- **Exercise objective**
All of the data that follows should be retyped exactly, please, except the pictures.

- **Source information**

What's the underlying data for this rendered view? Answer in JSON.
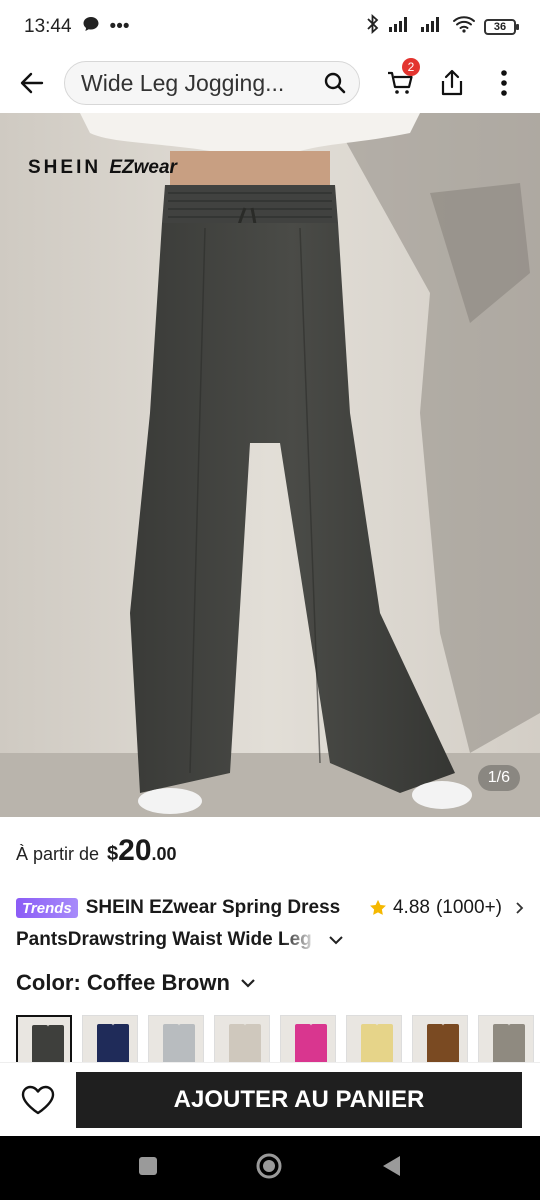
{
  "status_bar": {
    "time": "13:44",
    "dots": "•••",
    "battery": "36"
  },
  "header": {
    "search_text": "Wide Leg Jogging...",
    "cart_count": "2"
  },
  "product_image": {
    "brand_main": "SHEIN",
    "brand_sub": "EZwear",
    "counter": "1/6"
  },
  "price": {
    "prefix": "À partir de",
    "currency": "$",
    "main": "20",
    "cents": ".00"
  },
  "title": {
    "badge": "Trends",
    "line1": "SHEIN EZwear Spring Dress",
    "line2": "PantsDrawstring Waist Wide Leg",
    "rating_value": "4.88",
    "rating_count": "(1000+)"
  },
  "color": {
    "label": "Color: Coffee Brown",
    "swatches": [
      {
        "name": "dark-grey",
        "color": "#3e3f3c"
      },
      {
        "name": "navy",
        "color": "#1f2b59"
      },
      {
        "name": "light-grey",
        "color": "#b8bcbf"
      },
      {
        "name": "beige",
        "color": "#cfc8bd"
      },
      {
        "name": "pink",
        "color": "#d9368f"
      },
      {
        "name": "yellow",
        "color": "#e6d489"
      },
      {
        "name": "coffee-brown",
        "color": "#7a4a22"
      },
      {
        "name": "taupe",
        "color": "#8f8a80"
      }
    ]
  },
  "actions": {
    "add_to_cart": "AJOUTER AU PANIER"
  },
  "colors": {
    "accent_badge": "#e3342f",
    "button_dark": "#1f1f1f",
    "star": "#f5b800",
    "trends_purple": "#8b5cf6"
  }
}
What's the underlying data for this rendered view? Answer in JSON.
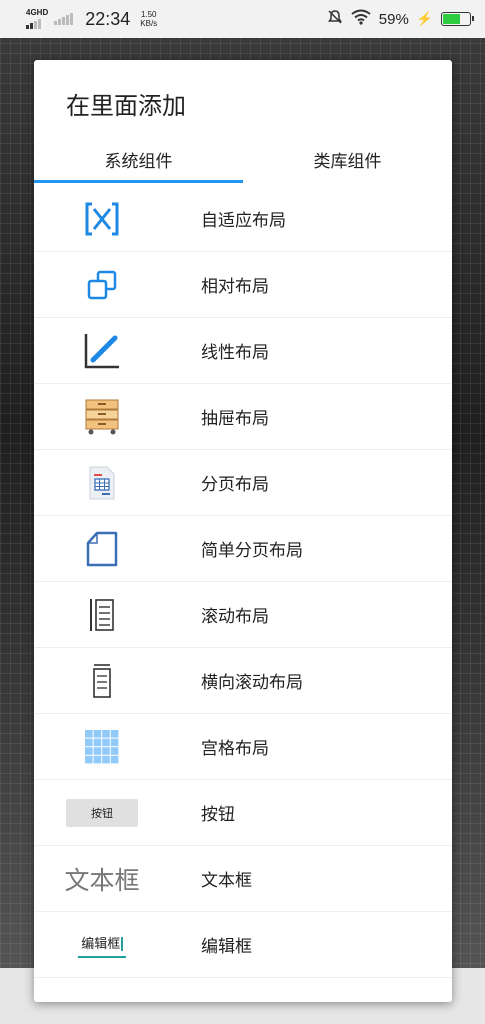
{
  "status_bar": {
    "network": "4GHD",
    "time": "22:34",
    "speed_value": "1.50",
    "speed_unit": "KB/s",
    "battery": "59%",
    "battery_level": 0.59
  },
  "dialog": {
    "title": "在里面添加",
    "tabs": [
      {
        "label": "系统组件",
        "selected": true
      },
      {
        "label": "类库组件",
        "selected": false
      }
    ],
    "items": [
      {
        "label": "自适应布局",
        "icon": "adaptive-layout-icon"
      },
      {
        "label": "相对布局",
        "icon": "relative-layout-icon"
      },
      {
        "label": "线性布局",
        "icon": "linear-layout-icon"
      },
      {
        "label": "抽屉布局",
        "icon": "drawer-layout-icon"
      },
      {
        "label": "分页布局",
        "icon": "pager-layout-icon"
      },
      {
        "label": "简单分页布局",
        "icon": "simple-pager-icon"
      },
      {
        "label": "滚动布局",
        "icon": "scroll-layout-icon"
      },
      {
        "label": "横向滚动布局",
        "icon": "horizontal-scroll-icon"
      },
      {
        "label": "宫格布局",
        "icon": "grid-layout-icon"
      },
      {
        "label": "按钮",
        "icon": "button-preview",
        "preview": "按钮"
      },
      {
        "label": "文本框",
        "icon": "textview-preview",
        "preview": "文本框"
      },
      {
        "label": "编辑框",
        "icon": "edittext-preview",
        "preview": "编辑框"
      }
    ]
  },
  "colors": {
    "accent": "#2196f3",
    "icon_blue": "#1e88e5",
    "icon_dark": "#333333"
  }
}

- **Exercise answer**
What's the underlying data for this rendered view? Answer in JSON.
{
  "status_bar": {
    "time": "13:44",
    "dots": "•••",
    "battery": "36"
  },
  "header": {
    "search_text": "Wide Leg Jogging...",
    "cart_count": "2"
  },
  "product_image": {
    "brand_main": "SHEIN",
    "brand_sub": "EZwear",
    "counter": "1/6"
  },
  "price": {
    "prefix": "À partir de",
    "currency": "$",
    "main": "20",
    "cents": ".00"
  },
  "title": {
    "badge": "Trends",
    "line1": "SHEIN EZwear Spring Dress",
    "line2": "PantsDrawstring Waist Wide Leg",
    "rating_value": "4.88",
    "rating_count": "(1000+)"
  },
  "color": {
    "label": "Color: Coffee Brown",
    "swatches": [
      {
        "name": "dark-grey",
        "color": "#3e3f3c"
      },
      {
        "name": "navy",
        "color": "#1f2b59"
      },
      {
        "name": "light-grey",
        "color": "#b8bcbf"
      },
      {
        "name": "beige",
        "color": "#cfc8bd"
      },
      {
        "name": "pink",
        "color": "#d9368f"
      },
      {
        "name": "yellow",
        "color": "#e6d489"
      },
      {
        "name": "coffee-brown",
        "color": "#7a4a22"
      },
      {
        "name": "taupe",
        "color": "#8f8a80"
      }
    ]
  },
  "actions": {
    "add_to_cart": "AJOUTER AU PANIER"
  },
  "colors": {
    "accent_badge": "#e3342f",
    "button_dark": "#1f1f1f",
    "star": "#f5b800",
    "trends_purple": "#8b5cf6"
  }
}
What's the underlying data for this rendered view? Answer in JSON.
{
  "status_bar": {
    "network": "4GHD",
    "time": "22:34",
    "speed_value": "1.50",
    "speed_unit": "KB/s",
    "battery": "59%",
    "battery_level": 0.59
  },
  "dialog": {
    "title": "在里面添加",
    "tabs": [
      {
        "label": "系统组件",
        "selected": true
      },
      {
        "label": "类库组件",
        "selected": false
      }
    ],
    "items": [
      {
        "label": "自适应布局",
        "icon": "adaptive-layout-icon"
      },
      {
        "label": "相对布局",
        "icon": "relative-layout-icon"
      },
      {
        "label": "线性布局",
        "icon": "linear-layout-icon"
      },
      {
        "label": "抽屉布局",
        "icon": "drawer-layout-icon"
      },
      {
        "label": "分页布局",
        "icon": "pager-layout-icon"
      },
      {
        "label": "简单分页布局",
        "icon": "simple-pager-icon"
      },
      {
        "label": "滚动布局",
        "icon": "scroll-layout-icon"
      },
      {
        "label": "横向滚动布局",
        "icon": "horizontal-scroll-icon"
      },
      {
        "label": "宫格布局",
        "icon": "grid-layout-icon"
      },
      {
        "label": "按钮",
        "icon": "button-preview",
        "preview": "按钮"
      },
      {
        "label": "文本框",
        "icon": "textview-preview",
        "preview": "文本框"
      },
      {
        "label": "编辑框",
        "icon": "edittext-preview",
        "preview": "编辑框"
      }
    ]
  },
  "colors": {
    "accent": "#2196f3",
    "icon_blue": "#1e88e5",
    "icon_dark": "#333333"
  }
}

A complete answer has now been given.